=== Begin Enclosure ===

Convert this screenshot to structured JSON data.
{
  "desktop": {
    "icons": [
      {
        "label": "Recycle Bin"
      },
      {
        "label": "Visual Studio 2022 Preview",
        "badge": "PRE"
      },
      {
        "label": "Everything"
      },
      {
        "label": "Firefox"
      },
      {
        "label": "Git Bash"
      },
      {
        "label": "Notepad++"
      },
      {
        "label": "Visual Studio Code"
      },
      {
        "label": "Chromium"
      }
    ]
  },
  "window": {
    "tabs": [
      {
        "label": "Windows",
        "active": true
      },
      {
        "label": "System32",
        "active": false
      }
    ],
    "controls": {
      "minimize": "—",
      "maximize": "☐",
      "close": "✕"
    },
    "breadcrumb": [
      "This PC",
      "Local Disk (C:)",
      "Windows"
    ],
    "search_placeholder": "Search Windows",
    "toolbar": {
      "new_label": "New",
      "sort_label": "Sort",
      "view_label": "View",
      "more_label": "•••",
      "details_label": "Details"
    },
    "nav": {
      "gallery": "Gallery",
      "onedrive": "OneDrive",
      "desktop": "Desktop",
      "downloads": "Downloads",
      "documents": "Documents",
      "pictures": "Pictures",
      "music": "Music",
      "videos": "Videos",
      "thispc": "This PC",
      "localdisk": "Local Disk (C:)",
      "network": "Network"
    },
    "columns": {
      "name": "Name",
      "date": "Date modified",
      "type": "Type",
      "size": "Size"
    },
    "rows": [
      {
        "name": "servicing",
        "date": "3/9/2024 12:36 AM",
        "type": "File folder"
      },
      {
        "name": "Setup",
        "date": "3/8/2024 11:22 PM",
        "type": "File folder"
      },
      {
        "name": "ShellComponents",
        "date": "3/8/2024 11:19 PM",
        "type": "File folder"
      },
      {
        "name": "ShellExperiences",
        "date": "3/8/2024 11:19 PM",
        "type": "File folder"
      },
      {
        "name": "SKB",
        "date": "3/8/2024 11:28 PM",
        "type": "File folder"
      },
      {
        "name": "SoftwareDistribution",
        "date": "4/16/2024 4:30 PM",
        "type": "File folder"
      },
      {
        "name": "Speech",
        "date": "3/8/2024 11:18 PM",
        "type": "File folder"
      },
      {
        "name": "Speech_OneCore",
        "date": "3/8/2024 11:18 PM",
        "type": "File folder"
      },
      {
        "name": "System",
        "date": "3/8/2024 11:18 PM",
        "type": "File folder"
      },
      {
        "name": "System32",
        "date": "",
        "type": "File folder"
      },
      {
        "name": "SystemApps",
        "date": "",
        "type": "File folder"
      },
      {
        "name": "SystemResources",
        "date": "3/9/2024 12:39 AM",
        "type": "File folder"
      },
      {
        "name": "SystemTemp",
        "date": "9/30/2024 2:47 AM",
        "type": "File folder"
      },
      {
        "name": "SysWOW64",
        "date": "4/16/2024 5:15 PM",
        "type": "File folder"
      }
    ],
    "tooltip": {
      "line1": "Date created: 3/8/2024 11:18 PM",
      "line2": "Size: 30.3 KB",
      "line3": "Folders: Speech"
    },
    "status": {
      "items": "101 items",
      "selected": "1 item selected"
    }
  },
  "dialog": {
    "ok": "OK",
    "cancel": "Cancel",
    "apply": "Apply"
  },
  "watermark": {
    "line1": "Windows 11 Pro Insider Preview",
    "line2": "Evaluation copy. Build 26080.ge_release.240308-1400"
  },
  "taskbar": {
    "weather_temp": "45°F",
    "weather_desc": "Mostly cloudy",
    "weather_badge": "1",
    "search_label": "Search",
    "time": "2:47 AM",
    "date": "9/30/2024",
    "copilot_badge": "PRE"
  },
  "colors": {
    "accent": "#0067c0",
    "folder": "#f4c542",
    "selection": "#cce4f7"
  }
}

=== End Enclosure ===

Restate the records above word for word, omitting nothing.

Convert this screenshot to structured JSON data.
{
  "desktop": {
    "icons": [
      {
        "label": "Recycle Bin"
      },
      {
        "label": "Visual Studio 2022 Preview",
        "badge": "PRE"
      },
      {
        "label": "Everything"
      },
      {
        "label": "Firefox"
      },
      {
        "label": "Git Bash"
      },
      {
        "label": "Notepad++"
      },
      {
        "label": "Visual Studio Code"
      },
      {
        "label": "Chromium"
      }
    ]
  },
  "window": {
    "tabs": [
      {
        "label": "Windows",
        "active": true
      },
      {
        "label": "System32",
        "active": false
      }
    ],
    "controls": {
      "minimize": "—",
      "maximize": "☐",
      "close": "✕"
    },
    "breadcrumb": [
      "This PC",
      "Local Disk (C:)",
      "Windows"
    ],
    "search_placeholder": "Search Windows",
    "toolbar": {
      "new_label": "New",
      "sort_label": "Sort",
      "view_label": "View",
      "more_label": "•••",
      "details_label": "Details"
    },
    "nav": {
      "gallery": "Gallery",
      "onedrive": "OneDrive",
      "desktop": "Desktop",
      "downloads": "Downloads",
      "documents": "Documents",
      "pictures": "Pictures",
      "music": "Music",
      "videos": "Videos",
      "thispc": "This PC",
      "localdisk": "Local Disk (C:)",
      "network": "Network"
    },
    "columns": {
      "name": "Name",
      "date": "Date modified",
      "type": "Type",
      "size": "Size"
    },
    "rows": [
      {
        "name": "servicing",
        "date": "3/9/2024 12:36 AM",
        "type": "File folder"
      },
      {
        "name": "Setup",
        "date": "3/8/2024 11:22 PM",
        "type": "File folder"
      },
      {
        "name": "ShellComponents",
        "date": "3/8/2024 11:19 PM",
        "type": "File folder"
      },
      {
        "name": "ShellExperiences",
        "date": "3/8/2024 11:19 PM",
        "type": "File folder"
      },
      {
        "name": "SKB",
        "date": "3/8/2024 11:28 PM",
        "type": "File folder"
      },
      {
        "name": "SoftwareDistribution",
        "date": "4/16/2024 4:30 PM",
        "type": "File folder"
      },
      {
        "name": "Speech",
        "date": "3/8/2024 11:18 PM",
        "type": "File folder"
      },
      {
        "name": "Speech_OneCore",
        "date": "3/8/2024 11:18 PM",
        "type": "File folder"
      },
      {
        "name": "System",
        "date": "3/8/2024 11:18 PM",
        "type": "File folder"
      },
      {
        "name": "System32",
        "date": "",
        "type": "File folder"
      },
      {
        "name": "SystemApps",
        "date": "",
        "type": "File folder"
      },
      {
        "name": "SystemResources",
        "date": "3/9/2024 12:39 AM",
        "type": "File folder"
      },
      {
        "name": "SystemTemp",
        "date": "9/30/2024 2:47 AM",
        "type": "File folder"
      },
      {
        "name": "SysWOW64",
        "date": "4/16/2024 5:15 PM",
        "type": "File folder"
      }
    ],
    "tooltip": {
      "line1": "Date created: 3/8/2024 11:18 PM",
      "line2": "Size: 30.3 KB",
      "line3": "Folders: Speech"
    },
    "status": {
      "items": "101 items",
      "selected": "1 item selected"
    }
  },
  "dialog": {
    "ok": "OK",
    "cancel": "Cancel",
    "apply": "Apply"
  },
  "watermark": {
    "line1": "Windows 11 Pro Insider Preview",
    "line2": "Evaluation copy. Build 26080.ge_release.240308-1400"
  },
  "taskbar": {
    "weather_temp": "45°F",
    "weather_desc": "Mostly cloudy",
    "weather_badge": "1",
    "search_label": "Search",
    "time": "2:47 AM",
    "date": "9/30/2024",
    "copilot_badge": "PRE"
  },
  "colors": {
    "accent": "#0067c0",
    "folder": "#f4c542",
    "selection": "#cce4f7"
  }
}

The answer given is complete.